_Problem details_:
Please retype the records below exactly as they stand.

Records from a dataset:

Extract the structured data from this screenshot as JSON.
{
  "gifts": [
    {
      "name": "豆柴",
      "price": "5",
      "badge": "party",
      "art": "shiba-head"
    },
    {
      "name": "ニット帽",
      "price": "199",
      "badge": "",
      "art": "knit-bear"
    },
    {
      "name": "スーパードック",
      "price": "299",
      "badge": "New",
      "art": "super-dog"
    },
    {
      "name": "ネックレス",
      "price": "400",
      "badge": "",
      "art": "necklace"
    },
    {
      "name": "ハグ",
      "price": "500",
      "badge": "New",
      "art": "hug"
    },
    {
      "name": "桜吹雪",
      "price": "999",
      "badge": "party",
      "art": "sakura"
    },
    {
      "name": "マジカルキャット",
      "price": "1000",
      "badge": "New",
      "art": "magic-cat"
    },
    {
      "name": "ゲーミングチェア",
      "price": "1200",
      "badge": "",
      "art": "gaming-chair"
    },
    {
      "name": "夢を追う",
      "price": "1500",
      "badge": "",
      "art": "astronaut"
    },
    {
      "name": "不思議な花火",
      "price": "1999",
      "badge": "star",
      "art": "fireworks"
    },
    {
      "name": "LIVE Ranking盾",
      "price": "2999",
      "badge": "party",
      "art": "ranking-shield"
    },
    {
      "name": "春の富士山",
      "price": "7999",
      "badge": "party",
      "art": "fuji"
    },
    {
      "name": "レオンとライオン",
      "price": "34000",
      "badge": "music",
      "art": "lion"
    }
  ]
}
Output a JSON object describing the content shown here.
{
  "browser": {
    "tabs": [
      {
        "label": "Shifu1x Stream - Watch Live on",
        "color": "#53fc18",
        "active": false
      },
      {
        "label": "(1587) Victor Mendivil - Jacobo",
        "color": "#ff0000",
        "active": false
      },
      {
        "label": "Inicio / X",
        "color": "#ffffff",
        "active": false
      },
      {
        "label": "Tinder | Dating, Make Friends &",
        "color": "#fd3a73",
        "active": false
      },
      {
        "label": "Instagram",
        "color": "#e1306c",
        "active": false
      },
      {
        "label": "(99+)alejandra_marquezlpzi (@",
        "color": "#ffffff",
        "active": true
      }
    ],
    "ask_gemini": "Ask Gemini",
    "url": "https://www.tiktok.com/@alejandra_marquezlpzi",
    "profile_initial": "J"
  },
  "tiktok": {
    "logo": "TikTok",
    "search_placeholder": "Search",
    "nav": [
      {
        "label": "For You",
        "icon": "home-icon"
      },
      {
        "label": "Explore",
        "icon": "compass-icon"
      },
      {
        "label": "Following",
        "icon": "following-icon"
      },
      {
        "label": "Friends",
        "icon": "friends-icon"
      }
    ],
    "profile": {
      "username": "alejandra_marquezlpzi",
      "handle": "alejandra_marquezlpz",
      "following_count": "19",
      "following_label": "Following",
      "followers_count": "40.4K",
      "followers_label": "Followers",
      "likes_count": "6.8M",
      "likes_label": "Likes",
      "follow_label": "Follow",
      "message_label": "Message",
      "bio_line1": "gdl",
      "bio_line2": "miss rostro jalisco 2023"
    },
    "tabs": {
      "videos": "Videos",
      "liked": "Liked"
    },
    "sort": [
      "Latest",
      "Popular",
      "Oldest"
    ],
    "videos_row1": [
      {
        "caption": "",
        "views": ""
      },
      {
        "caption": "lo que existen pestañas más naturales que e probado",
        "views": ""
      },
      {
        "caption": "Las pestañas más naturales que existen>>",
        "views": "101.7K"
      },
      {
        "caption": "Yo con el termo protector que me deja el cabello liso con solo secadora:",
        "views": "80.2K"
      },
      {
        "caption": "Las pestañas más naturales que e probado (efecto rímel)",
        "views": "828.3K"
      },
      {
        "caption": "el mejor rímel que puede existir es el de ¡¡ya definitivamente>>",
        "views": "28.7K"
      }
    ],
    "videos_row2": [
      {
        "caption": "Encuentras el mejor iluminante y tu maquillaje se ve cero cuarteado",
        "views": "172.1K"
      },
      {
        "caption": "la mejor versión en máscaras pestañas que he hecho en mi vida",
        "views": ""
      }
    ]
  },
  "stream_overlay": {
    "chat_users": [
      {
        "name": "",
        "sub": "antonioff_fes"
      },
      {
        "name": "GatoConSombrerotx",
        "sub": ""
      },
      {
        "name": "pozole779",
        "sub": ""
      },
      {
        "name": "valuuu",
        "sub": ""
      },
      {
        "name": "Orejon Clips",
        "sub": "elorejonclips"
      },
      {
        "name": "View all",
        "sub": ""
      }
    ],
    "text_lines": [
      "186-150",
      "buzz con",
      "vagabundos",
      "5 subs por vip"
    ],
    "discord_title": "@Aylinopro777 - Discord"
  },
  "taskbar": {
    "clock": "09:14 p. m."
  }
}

_Answer space_:
Extract the structured data from this screenshot as JSON.
{
  "gifts": [
    {
      "name": "豆柴",
      "price": "5",
      "badge": "party",
      "art": "shiba-head"
    },
    {
      "name": "ニット帽",
      "price": "199",
      "badge": "",
      "art": "knit-bear"
    },
    {
      "name": "スーパードック",
      "price": "299",
      "badge": "New",
      "art": "super-dog"
    },
    {
      "name": "ネックレス",
      "price": "400",
      "badge": "",
      "art": "necklace"
    },
    {
      "name": "ハグ",
      "price": "500",
      "badge": "New",
      "art": "hug"
    },
    {
      "name": "桜吹雪",
      "price": "999",
      "badge": "party",
      "art": "sakura"
    },
    {
      "name": "マジカルキャット",
      "price": "1000",
      "badge": "New",
      "art": "magic-cat"
    },
    {
      "name": "ゲーミングチェア",
      "price": "1200",
      "badge": "",
      "art": "gaming-chair"
    },
    {
      "name": "夢を追う",
      "price": "1500",
      "badge": "",
      "art": "astronaut"
    },
    {
      "name": "不思議な花火",
      "price": "1999",
      "badge": "star",
      "art": "fireworks"
    },
    {
      "name": "LIVE Ranking盾",
      "price": "2999",
      "badge": "party",
      "art": "ranking-shield"
    },
    {
      "name": "春の富士山",
      "price": "7999",
      "badge": "party",
      "art": "fuji"
    },
    {
      "name": "レオンとライオン",
      "price": "34000",
      "badge": "music",
      "art": "lion"
    }
  ]
}
Output a JSON object describing the content shown here.
{
  "browser": {
    "tabs": [
      {
        "label": "Shifu1x Stream - Watch Live on",
        "color": "#53fc18",
        "active": false
      },
      {
        "label": "(1587) Victor Mendivil - Jacobo",
        "color": "#ff0000",
        "active": false
      },
      {
        "label": "Inicio / X",
        "color": "#ffffff",
        "active": false
      },
      {
        "label": "Tinder | Dating, Make Friends &",
        "color": "#fd3a73",
        "active": false
      },
      {
        "label": "Instagram",
        "color": "#e1306c",
        "active": false
      },
      {
        "label": "(99+)alejandra_marquezlpzi (@",
        "color": "#ffffff",
        "active": true
      }
    ],
    "ask_gemini": "Ask Gemini",
    "url": "https://www.tiktok.com/@alejandra_marquezlpzi",
    "profile_initial": "J"
  },
  "tiktok": {
    "logo": "TikTok",
    "search_placeholder": "Search",
    "nav": [
      {
        "label": "For You",
        "icon": "home-icon"
      },
      {
        "label": "Explore",
        "icon": "compass-icon"
      },
      {
        "label": "Following",
        "icon": "following-icon"
      },
      {
        "label": "Friends",
        "icon": "friends-icon"
      }
    ],
    "profile": {
      "username": "alejandra_marquezlpzi",
      "handle": "alejandra_marquezlpz",
      "following_count": "19",
      "following_label": "Following",
      "followers_count": "40.4K",
      "followers_label": "Followers",
      "likes_count": "6.8M",
      "likes_label": "Likes",
      "follow_label": "Follow",
      "message_label": "Message",
      "bio_line1": "gdl",
      "bio_line2": "miss rostro jalisco 2023"
    },
    "tabs": {
      "videos": "Videos",
      "liked": "Liked"
    },
    "sort": [
      "Latest",
      "Popular",
      "Oldest"
    ],
    "videos_row1": [
      {
        "caption": "",
        "views": ""
      },
      {
        "caption": "lo que existen pestañas más naturales que e probado",
        "views": ""
      },
      {
        "caption": "Las pestañas más naturales que existen>>",
        "views": "101.7K"
      },
      {
        "caption": "Yo con el termo protector que me deja el cabello liso con solo secadora:",
        "views": "80.2K"
      },
      {
        "caption": "Las pestañas más naturales que e probado (efecto rímel)",
        "views": "828.3K"
      },
      {
        "caption": "el mejor rímel que puede existir es el de ¡¡ya definitivamente>>",
        "views": "28.7K"
      }
    ],
    "videos_row2": [
      {
        "caption": "Encuentras el mejor iluminante y tu maquillaje se ve cero cuarteado",
        "views": "172.1K"
      },
      {
        "caption": "la mejor versión en máscaras pestañas que he hecho en mi vida",
        "views": ""
      }
    ]
  },
  "stream_overlay": {
    "chat_users": [
      {
        "name": "",
        "sub": "antonioff_fes"
      },
      {
        "name": "GatoConSombrerotx",
        "sub": ""
      },
      {
        "name": "pozole779",
        "sub": ""
      },
      {
        "name": "valuuu",
        "sub": ""
      },
      {
        "name": "Orejon Clips",
        "sub": "elorejonclips"
      },
      {
        "name": "View all",
        "sub": ""
      }
    ],
    "text_lines": [
      "186-150",
      "buzz con",
      "vagabundos",
      "5 subs por vip"
    ],
    "discord_title": "@Aylinopro777 - Discord"
  },
  "taskbar": {
    "clock": "09:14 p. m."
  }
}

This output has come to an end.